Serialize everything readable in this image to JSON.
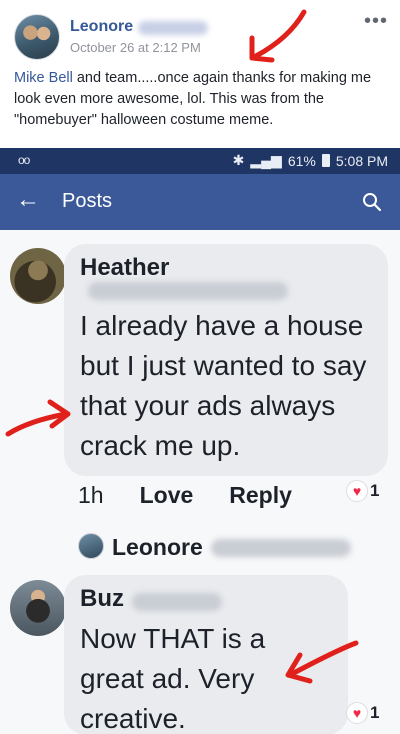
{
  "post": {
    "author": "Leonore",
    "timestamp": "October 26 at 2:12 PM",
    "more_label": "•••",
    "mention": "Mike Bell",
    "text": " and team.....once again thanks for making me look even more awesome, lol. This was from the \"homebuyer\" halloween costume meme."
  },
  "status_bar": {
    "left_icon": "voicemail-icon",
    "battery": "61%",
    "time": "5:08 PM"
  },
  "app_bar": {
    "back_icon": "back-arrow-icon",
    "title": "Posts",
    "search_icon": "search-icon",
    "color": "#3b5998"
  },
  "comments": [
    {
      "author": "Heather",
      "text": "I already have a house but I just wanted to say that your ads always crack me up.",
      "time": "1h",
      "like_label": "Love",
      "reply_label": "Reply",
      "reaction_count": "1"
    },
    {
      "author": "Buz",
      "text": "Now THAT is a great ad. Very creative.",
      "reaction_count": "1"
    }
  ],
  "reply_preview": {
    "author": "Leonore"
  },
  "colors": {
    "link": "#365899",
    "annotation": "#e0201b",
    "heart": "#f02849"
  }
}
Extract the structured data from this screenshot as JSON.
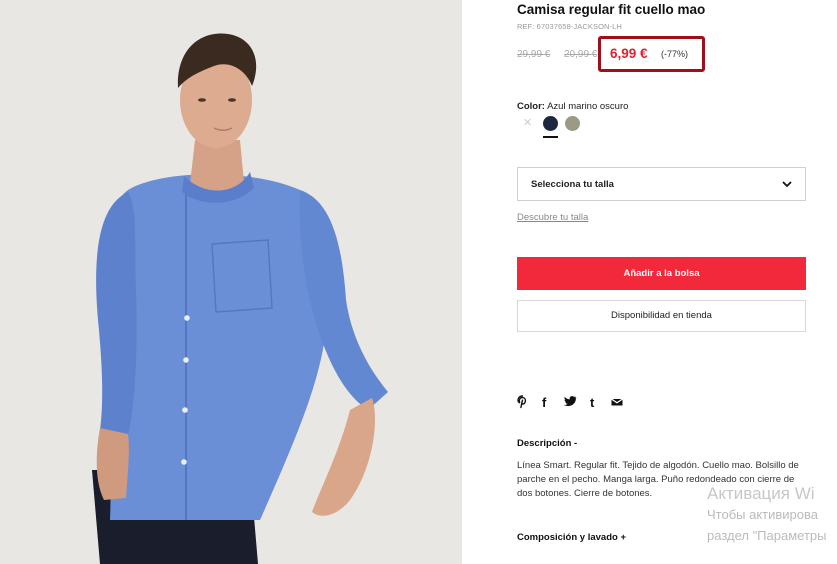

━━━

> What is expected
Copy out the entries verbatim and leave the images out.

> Answer below
Serialize everything readable in this image to JSON.
{
  "post": {
    "author": "Leonore",
    "timestamp": "October 26 at 2:12 PM",
    "more_label": "•••",
    "mention": "Mike Bell",
    "text": " and team.....once again thanks for making me look even more awesome, lol. This was from the \"homebuyer\" halloween costume meme."
  },
  "status_bar": {
    "left_icon": "voicemail-icon",
    "battery": "61%",
    "time": "5:08 PM"
  },
  "app_bar": {
    "back_icon": "back-arrow-icon",
    "title": "Posts",
    "search_icon": "search-icon",
    "color": "#3b5998"
  },
  "comments": [
    {
      "author": "Heather",
      "text": "I already have a house but I just wanted to say that your ads always crack me up.",
      "time": "1h",
      "like_label": "Love",
      "reply_label": "Reply",
      "reaction_count": "1"
    },
    {
      "author": "Buz",
      "text": "Now THAT is a great ad. Very creative.",
      "reaction_count": "1"
    }
  ],
  "reply_preview": {
    "author": "Leonore"
  },
  "colors": {
    "link": "#365899",
    "annotation": "#e0201b",
    "heart": "#f02849"
  }
}
Extract the structured data from this screenshot as JSON.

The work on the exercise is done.